+++ Information given

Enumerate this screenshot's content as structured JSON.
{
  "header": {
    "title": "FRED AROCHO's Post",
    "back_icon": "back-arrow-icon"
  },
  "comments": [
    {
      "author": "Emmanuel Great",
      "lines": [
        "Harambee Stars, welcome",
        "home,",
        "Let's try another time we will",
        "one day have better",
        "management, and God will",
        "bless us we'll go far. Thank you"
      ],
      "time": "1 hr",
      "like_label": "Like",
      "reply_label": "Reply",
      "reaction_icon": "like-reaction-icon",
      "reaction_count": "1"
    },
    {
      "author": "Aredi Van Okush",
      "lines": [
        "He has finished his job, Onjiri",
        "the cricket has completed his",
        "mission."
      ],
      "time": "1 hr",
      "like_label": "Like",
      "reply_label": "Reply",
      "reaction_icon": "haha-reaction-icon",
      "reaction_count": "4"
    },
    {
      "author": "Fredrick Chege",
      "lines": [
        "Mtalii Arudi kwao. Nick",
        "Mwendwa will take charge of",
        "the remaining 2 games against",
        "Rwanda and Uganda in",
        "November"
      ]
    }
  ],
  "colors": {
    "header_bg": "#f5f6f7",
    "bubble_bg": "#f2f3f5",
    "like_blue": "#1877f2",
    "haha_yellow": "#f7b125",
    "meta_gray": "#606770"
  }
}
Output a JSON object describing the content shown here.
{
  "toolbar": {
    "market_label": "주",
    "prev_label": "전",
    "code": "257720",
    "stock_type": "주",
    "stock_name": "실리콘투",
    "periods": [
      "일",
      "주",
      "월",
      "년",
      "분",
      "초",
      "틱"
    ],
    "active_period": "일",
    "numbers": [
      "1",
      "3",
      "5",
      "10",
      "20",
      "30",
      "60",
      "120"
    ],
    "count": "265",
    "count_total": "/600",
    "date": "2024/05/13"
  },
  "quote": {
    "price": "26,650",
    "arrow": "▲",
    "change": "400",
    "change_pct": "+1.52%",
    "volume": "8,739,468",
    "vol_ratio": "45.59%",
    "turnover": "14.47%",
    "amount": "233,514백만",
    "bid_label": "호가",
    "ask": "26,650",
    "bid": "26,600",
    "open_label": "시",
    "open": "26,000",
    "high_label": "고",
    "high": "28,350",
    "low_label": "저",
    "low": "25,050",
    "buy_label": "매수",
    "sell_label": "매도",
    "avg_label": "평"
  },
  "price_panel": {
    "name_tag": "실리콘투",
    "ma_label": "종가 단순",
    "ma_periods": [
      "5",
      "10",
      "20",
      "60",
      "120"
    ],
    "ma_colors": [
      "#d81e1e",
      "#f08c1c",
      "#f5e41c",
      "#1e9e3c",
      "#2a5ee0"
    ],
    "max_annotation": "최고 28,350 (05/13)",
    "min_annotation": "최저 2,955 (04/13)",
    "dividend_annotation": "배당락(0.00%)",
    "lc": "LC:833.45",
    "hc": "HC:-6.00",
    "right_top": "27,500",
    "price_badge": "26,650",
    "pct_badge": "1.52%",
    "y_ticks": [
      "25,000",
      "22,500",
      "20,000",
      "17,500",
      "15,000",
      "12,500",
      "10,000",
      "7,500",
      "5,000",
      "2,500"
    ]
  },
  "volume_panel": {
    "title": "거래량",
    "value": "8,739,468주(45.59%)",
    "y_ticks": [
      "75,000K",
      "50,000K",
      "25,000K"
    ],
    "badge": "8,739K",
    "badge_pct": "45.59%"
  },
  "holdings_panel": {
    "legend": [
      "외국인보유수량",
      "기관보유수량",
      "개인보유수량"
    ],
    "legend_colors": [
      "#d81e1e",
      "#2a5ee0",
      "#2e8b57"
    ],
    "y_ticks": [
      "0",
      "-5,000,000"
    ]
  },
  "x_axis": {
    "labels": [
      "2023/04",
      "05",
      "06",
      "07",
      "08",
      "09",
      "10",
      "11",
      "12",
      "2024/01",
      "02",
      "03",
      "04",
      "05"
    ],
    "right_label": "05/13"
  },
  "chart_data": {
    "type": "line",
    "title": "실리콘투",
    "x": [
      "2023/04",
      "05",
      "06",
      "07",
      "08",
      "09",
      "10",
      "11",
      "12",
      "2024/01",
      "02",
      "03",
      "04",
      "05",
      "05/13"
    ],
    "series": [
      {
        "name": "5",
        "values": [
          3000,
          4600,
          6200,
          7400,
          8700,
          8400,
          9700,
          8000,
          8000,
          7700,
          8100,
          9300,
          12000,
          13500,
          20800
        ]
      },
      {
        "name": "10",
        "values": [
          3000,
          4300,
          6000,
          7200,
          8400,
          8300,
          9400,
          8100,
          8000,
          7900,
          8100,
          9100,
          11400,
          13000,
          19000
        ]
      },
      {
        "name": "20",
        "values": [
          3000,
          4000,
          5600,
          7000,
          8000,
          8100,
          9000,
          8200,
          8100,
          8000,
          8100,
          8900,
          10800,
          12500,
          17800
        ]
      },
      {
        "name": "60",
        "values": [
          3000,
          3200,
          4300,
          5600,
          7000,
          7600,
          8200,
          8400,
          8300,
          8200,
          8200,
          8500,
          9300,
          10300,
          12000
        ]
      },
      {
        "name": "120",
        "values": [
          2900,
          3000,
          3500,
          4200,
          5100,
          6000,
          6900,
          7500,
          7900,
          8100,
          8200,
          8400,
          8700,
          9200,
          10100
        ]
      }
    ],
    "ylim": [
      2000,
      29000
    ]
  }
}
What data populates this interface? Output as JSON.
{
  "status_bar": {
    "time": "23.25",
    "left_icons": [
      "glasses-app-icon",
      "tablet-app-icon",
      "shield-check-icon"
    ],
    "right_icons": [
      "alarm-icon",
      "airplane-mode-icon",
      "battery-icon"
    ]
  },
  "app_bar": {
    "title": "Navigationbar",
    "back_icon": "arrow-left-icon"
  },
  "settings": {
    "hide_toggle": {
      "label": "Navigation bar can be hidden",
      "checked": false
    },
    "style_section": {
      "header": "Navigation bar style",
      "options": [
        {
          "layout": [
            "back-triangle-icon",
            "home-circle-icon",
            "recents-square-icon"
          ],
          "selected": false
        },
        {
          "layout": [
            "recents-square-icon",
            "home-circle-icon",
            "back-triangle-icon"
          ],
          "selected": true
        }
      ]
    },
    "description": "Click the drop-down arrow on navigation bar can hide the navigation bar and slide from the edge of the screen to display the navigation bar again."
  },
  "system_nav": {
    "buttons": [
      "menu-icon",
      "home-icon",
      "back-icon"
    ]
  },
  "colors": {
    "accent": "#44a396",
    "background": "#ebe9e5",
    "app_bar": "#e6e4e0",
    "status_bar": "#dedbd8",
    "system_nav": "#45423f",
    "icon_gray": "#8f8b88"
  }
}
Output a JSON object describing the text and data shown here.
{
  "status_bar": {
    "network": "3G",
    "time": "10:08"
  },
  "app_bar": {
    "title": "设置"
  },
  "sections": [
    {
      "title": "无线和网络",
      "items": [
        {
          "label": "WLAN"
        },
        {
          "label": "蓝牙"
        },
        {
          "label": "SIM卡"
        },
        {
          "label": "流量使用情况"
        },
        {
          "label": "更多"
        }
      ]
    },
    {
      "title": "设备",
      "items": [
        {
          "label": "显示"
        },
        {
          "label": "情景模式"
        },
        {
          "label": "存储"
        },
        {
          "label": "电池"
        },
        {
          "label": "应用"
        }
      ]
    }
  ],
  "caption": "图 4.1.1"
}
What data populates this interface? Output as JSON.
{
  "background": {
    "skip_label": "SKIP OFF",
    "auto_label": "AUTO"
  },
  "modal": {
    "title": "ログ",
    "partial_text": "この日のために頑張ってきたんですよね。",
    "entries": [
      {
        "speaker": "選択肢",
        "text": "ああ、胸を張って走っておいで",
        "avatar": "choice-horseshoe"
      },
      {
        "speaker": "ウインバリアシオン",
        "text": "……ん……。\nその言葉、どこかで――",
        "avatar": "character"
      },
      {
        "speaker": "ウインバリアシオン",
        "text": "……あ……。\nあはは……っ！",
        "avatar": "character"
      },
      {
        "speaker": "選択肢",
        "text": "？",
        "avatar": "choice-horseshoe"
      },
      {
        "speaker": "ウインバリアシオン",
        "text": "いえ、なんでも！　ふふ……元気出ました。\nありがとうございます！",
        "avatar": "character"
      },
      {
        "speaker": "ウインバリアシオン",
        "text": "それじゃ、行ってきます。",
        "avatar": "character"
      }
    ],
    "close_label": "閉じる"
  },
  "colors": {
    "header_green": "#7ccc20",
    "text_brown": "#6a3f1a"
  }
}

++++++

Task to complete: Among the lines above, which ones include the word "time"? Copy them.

Expected answer:
        "Let's try another time we will",
      "time": "1 hr",
      "time": "1 hr",
    "time": "23.25",
    "time": "10:08"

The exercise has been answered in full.